What is required:
Set each line of the records down again exactly, please.
::: Supplied material :::
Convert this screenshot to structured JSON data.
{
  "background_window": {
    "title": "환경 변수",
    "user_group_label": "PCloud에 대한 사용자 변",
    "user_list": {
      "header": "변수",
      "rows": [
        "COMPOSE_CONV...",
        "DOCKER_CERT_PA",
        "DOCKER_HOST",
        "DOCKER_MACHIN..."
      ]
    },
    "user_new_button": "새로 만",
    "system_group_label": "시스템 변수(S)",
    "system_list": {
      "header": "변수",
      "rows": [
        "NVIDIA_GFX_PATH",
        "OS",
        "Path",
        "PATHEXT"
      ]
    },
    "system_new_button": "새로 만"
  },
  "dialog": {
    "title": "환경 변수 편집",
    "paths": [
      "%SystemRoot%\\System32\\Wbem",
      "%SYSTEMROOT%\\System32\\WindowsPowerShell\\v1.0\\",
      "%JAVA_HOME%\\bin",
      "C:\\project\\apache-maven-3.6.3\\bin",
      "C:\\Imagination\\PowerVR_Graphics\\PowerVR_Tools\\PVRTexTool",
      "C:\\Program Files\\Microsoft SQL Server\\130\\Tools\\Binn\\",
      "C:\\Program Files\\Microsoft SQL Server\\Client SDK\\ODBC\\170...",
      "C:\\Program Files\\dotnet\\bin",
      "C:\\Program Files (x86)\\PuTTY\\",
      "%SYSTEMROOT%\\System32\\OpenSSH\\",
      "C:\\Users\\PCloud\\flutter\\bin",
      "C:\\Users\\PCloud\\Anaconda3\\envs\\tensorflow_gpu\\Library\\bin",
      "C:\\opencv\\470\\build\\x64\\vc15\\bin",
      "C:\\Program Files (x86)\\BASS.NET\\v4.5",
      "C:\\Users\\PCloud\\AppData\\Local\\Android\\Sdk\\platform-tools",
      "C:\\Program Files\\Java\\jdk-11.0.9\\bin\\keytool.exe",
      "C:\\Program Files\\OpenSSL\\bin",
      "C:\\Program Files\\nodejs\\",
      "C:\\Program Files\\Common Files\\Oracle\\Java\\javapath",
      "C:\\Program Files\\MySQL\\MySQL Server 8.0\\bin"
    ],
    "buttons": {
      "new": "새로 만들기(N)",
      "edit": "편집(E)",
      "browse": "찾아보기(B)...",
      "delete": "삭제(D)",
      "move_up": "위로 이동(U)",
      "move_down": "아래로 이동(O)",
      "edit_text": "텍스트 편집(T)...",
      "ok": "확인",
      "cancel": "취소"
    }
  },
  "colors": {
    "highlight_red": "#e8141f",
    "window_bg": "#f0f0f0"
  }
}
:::
Solved problem:
Convert this screenshot to structured JSON data.
{
  "background_window": {
    "title": "환경 변수",
    "user_group_label": "PCloud에 대한 사용자 변",
    "user_list": {
      "header": "변수",
      "rows": [
        "COMPOSE_CONV...",
        "DOCKER_CERT_PA",
        "DOCKER_HOST",
        "DOCKER_MACHIN..."
      ]
    },
    "user_new_button": "새로 만",
    "system_group_label": "시스템 변수(S)",
    "system_list": {
      "header": "변수",
      "rows": [
        "NVIDIA_GFX_PATH",
        "OS",
        "Path",
        "PATHEXT"
      ]
    },
    "system_new_button": "새로 만"
  },
  "dialog": {
    "title": "환경 변수 편집",
    "paths": [
      "%SystemRoot%\\System32\\Wbem",
      "%SYSTEMROOT%\\System32\\WindowsPowerShell\\v1.0\\",
      "%JAVA_HOME%\\bin",
      "C:\\project\\apache-maven-3.6.3\\bin",
      "C:\\Imagination\\PowerVR_Graphics\\PowerVR_Tools\\PVRTexTool",
      "C:\\Program Files\\Microsoft SQL Server\\130\\Tools\\Binn\\",
      "C:\\Program Files\\Microsoft SQL Server\\Client SDK\\ODBC\\170...",
      "C:\\Program Files\\dotnet\\bin",
      "C:\\Program Files (x86)\\PuTTY\\",
      "%SYSTEMROOT%\\System32\\OpenSSH\\",
      "C:\\Users\\PCloud\\flutter\\bin",
      "C:\\Users\\PCloud\\Anaconda3\\envs\\tensorflow_gpu\\Library\\bin",
      "C:\\opencv\\470\\build\\x64\\vc15\\bin",
      "C:\\Program Files (x86)\\BASS.NET\\v4.5",
      "C:\\Users\\PCloud\\AppData\\Local\\Android\\Sdk\\platform-tools",
      "C:\\Program Files\\Java\\jdk-11.0.9\\bin\\keytool.exe",
      "C:\\Program Files\\OpenSSL\\bin",
      "C:\\Program Files\\nodejs\\",
      "C:\\Program Files\\Common Files\\Oracle\\Java\\javapath",
      "C:\\Program Files\\MySQL\\MySQL Server 8.0\\bin"
    ],
    "buttons": {
      "new": "새로 만들기(N)",
      "edit": "편집(E)",
      "browse": "찾아보기(B)...",
      "delete": "삭제(D)",
      "move_up": "위로 이동(U)",
      "move_down": "아래로 이동(O)",
      "edit_text": "텍스트 편집(T)...",
      "ok": "확인",
      "cancel": "취소"
    }
  },
  "colors": {
    "highlight_red": "#e8141f",
    "window_bg": "#f0f0f0"
  }
}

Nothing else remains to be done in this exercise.